A motorist overtaking a fire engine going up a steep hill with its lights flashing and sirens on is just one example emergency services are having to deal with, a chief fire officer says.
Most motorists were well behaved but unfortunately in the wider Rotorua area district, "it's diabolical", Lake Okareka Rural Fire Force chief fire officer Phil Muldoon said.
His volunteer crew has had to give way to cars at roundabouts and cope with people who failed to pull over.
But one of the worst incidences was on a hill.
"Going up a steep hill in a fire appliance is not that fast but they actually overtake fire appliances, even though the lights and sirens are on."
You always had to expect the unexpected, he said.
"It is dangerous and all of our drivers are fully trained and very much aware.
"Any time delay could be the difference between life and death.
"We have lights and sirens and a mighty loud air horn. But even that doesn't really help. You can be right behind a car, horn blaring, siren going, lights on and they are completely oblivious."
Emergency Services New Zealand Central Lakes area manager Jeff Maunder said in his experience ''it's hit and miss''.
"On some days, everybody pulls over and, on other days, nobody does.
"The law says you need to pull over and allow emergency vehicles to pass for red lights and it's disappointing. It is kind of what it is and hasn't changed over the years."
Rotorua police area prevention manager Inspector Stuart Nightingale said just a few seconds or minutes could make a significant difference when it came to attending a priority incident.
From time to time, attendance was delayed due to vehicles not pulling over to let emergency services through, although he acknowledged that may be because people were unsure of what to do.
''Generally speaking from a police perspective, drivers in the Rotorua area are good at pulling over or making space for police vehicles to pass when they have their sirens flashing.

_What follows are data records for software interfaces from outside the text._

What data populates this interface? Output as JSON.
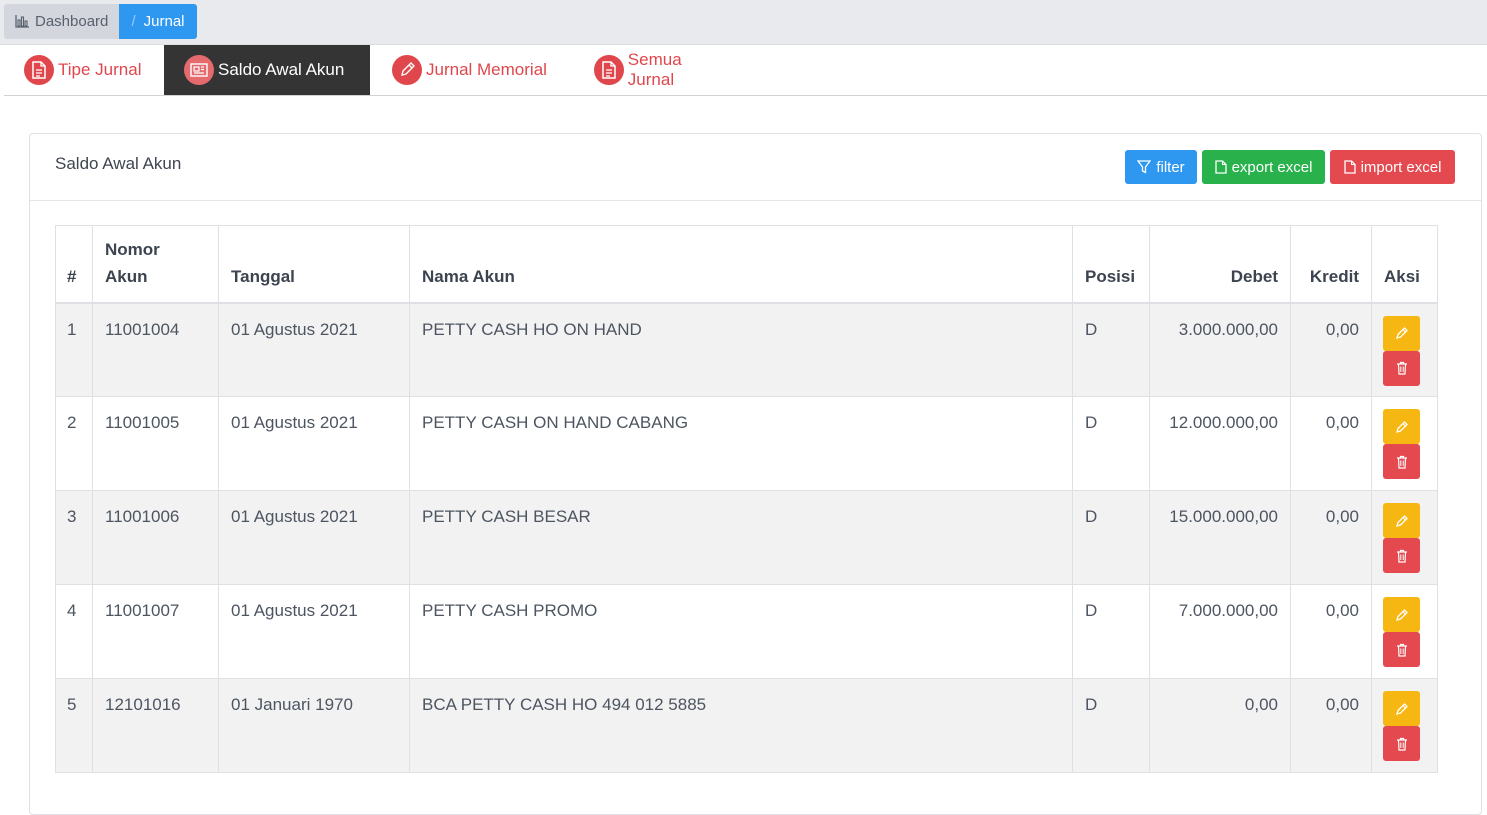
{
  "breadcrumb": {
    "home_label": "Dashboard",
    "separator": "/",
    "current_label": "Jurnal"
  },
  "tabs": [
    {
      "label": "Tipe Jurnal",
      "icon": "document-icon",
      "active": false
    },
    {
      "label": "Saldo Awal Akun",
      "icon": "newspaper-icon",
      "active": true
    },
    {
      "label": "Jurnal Memorial",
      "icon": "pencil-icon",
      "active": false
    },
    {
      "label": "Semua Jurnal",
      "icon": "document-icon",
      "active": false
    }
  ],
  "card": {
    "title": "Saldo Awal Akun",
    "buttons": {
      "filter": "filter",
      "export": "export excel",
      "import": "import excel"
    }
  },
  "table": {
    "headers": {
      "no": "#",
      "nomor_akun": "Nomor Akun",
      "tanggal": "Tanggal",
      "nama_akun": "Nama Akun",
      "posisi": "Posisi",
      "debet": "Debet",
      "kredit": "Kredit",
      "aksi": "Aksi"
    },
    "rows": [
      {
        "no": "1",
        "nomor": "11001004",
        "tanggal": "01 Agustus 2021",
        "nama": "PETTY CASH HO ON HAND",
        "posisi": "D",
        "debet": "3.000.000,00",
        "kredit": "0,00"
      },
      {
        "no": "2",
        "nomor": "11001005",
        "tanggal": "01 Agustus 2021",
        "nama": "PETTY CASH ON HAND CABANG",
        "posisi": "D",
        "debet": "12.000.000,00",
        "kredit": "0,00"
      },
      {
        "no": "3",
        "nomor": "11001006",
        "tanggal": "01 Agustus 2021",
        "nama": "PETTY CASH BESAR",
        "posisi": "D",
        "debet": "15.000.000,00",
        "kredit": "0,00"
      },
      {
        "no": "4",
        "nomor": "11001007",
        "tanggal": "01 Agustus 2021",
        "nama": "PETTY CASH PROMO",
        "posisi": "D",
        "debet": "7.000.000,00",
        "kredit": "0,00"
      },
      {
        "no": "5",
        "nomor": "12101016",
        "tanggal": "01 Januari 1970",
        "nama": "BCA PETTY CASH HO 494 012 5885",
        "posisi": "D",
        "debet": "0,00",
        "kredit": "0,00"
      }
    ]
  },
  "colors": {
    "primary": "#2e97f0",
    "success": "#29b24c",
    "danger": "#e4494f",
    "warning": "#f7b712",
    "tab_active_bg": "#343434"
  }
}
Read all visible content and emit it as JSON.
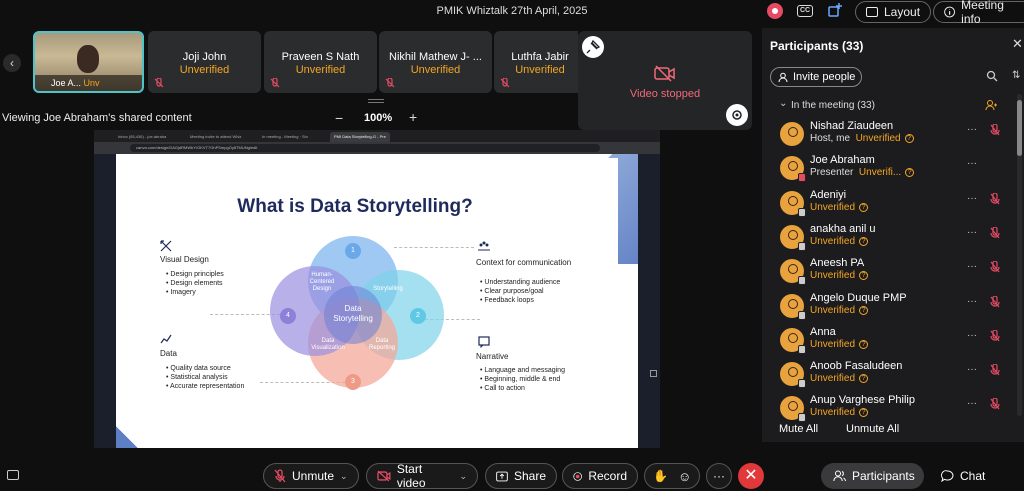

"We remind motorists to use their rear vision mirrors, particularly if they have music on in their vehicle, so that they are aware if emergency service vehicles are behind them with their lights and sirens activated."
A St John spokeswoman said most members of the public co-operated when an emergency vehicle under lights and sirens was making its way to an incident.
St John introduced yellow ambulances back in 2013 for improved visibility and safety.
"Yellow vehicles are the most noticeable on the road, particularly in low light. Ambulance officers reported an improvement in the public noticing and giving way to St John vehicles as a result."
- Police understand it can be a bit alarming for motorists, but there is no need to be concerned.
- If this does happen to you we advise putting on your indicator so the emergency services vehicle can see you are intending to pull over, and then pull to the side as soon as it is safe for you to do so.
- Emergency Service vehicles have their lights and sirens activated whenever they need to attend a critical incident.
* Source NZ Police